Janet Bland — English

The students seemed glued to their seats.

It was lunch hour, class was officially over, yet some students hung around Dr. Janet Bland’s Creative Writing class to talk about — what else — dialogue.

The students are seriously focused on every word being spoken, whether they’re coming from Bland’s mouth or the mouth of a fellow student. These kids are hungry for the creative energy that Bland ignites with every question posed.

“I really like my students and I really like my job and I’m not afraid to let my students know that,” Bland says.

Bland is the McCoy Associate Professor of English and, with the help of her department, has done a great deal to implement and invigorate the creative writing community on campus.

“The Pizza, Poetry and Prose Night is now really big.
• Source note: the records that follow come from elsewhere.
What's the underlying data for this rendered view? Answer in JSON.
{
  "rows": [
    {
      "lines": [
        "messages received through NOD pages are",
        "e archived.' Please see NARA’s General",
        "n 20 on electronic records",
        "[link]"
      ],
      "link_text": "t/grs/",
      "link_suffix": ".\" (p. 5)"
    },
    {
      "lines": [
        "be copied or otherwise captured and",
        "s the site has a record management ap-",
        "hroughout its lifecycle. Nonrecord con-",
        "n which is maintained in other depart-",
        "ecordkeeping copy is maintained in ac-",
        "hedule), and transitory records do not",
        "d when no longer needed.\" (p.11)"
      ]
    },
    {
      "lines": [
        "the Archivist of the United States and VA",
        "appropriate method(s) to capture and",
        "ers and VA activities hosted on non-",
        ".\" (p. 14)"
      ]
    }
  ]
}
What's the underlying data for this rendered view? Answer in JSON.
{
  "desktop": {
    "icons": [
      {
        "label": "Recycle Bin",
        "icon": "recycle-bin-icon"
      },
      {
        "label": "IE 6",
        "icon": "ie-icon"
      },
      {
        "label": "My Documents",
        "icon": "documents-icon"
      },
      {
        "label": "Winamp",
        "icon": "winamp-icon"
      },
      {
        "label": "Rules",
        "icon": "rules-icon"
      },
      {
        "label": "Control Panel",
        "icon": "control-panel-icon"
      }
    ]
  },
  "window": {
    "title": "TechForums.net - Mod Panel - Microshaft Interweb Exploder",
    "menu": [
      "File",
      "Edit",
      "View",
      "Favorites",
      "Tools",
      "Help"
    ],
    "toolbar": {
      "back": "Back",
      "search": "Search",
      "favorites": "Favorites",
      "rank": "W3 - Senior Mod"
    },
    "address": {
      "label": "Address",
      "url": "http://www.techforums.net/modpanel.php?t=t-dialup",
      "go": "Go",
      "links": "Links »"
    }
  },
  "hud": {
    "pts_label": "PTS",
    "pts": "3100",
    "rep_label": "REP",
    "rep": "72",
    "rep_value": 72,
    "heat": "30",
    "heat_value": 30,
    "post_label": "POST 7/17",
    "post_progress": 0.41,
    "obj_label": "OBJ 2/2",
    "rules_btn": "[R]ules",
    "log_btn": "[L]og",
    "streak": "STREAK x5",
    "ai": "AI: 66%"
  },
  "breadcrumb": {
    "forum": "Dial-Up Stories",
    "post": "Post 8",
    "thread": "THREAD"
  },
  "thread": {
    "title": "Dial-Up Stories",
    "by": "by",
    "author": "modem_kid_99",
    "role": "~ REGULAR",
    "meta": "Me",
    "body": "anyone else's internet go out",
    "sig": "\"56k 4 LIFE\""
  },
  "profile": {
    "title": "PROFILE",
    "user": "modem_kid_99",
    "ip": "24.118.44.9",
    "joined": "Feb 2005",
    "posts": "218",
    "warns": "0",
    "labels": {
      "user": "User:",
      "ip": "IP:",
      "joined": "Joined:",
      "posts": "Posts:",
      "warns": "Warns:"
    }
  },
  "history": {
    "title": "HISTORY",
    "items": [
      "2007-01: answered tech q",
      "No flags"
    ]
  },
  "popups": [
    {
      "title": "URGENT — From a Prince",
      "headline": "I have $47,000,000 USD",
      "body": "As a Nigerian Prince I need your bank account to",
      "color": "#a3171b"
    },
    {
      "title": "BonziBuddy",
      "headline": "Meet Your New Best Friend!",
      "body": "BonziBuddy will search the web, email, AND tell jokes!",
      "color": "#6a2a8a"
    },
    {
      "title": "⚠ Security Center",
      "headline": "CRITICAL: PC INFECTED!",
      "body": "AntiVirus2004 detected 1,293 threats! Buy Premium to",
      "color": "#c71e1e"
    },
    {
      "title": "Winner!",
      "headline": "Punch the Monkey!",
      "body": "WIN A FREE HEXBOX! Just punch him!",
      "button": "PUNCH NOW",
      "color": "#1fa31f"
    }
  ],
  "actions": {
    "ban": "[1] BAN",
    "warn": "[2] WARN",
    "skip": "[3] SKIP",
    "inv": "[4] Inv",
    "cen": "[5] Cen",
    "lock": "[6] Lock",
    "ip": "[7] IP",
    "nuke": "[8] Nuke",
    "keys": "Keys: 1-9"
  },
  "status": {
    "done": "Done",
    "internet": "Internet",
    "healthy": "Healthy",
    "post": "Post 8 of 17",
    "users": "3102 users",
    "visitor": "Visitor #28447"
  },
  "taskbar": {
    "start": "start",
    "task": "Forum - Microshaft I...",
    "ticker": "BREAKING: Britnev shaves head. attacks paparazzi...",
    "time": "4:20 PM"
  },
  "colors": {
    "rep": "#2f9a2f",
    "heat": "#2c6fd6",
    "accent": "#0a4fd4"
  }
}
It’s once a semester and we have so many readers it’s like open mic night,” she says. “We’ve added an Advanced Fiction course and an Advanced Fiction Workshop since I’ve been here — so there’s been a lot of growth in the Creative Writing side of the department.”

She returned this semester from a sabbatical in which she researched the history of glassblowing in this region. The subject will play a role in her next book. She has previously published a book of short fiction (A Fish Full of River) and co-wrote The Civil Mind with Margaret Whitt.

“I was the last McCoy Professor named while John G. McCoy was still alive,” Bland says. “It was very meaningful to me to be able to write a thank-you letter to him. My job here is teaching and receiving that award tells me I’m doing my job.”

One of her former students, Olivia Holiday ’11 says Bland makes students comfortable about sharing their opinions and challenges them to think about writing on a deeper level. “It sounds cliché but she really has pushed me to look within myself and pull out the best,” Holiday says. “She knows our potential and is effective in helping us realize it.”

Holiday, who is in graduate school at Ohio University, says Bland’s energetic style and no-nonsense approach to teaching engages the class and inspires the learning process. “Dr. Bland  helped me realize my strengths and weaknesses in my writing, and also taught me the value of putting my experiences on paper. She helped me understand my own life experiences better and assisted me in giving those experiences a voice. I value the time I got to spend with her and the advice she gave me. She is truly an outstanding educator!”

Bland says every good teacher is reconsidering the nature of his or her class content. “If you’re asking students to progress in their creativity and skills, you must be willing to do the same.”

Watching the creative energy flow through her students day after day inspires Bland. Hearing from former students, as she often does, brings great satisfaction about her choice to become a professor. It brings to mind a conversation she had years earlier with a teacher friend in Colorado.

“She used to say teaching was like throwing apples into the Grand Canyon. You teach on faith that you are making a difference. Then one day, one of your students climbs us to let you know there’s an orchard down there,” Bland says. “I never question whether or not I’m making a difference. I can look at my students and know I am.”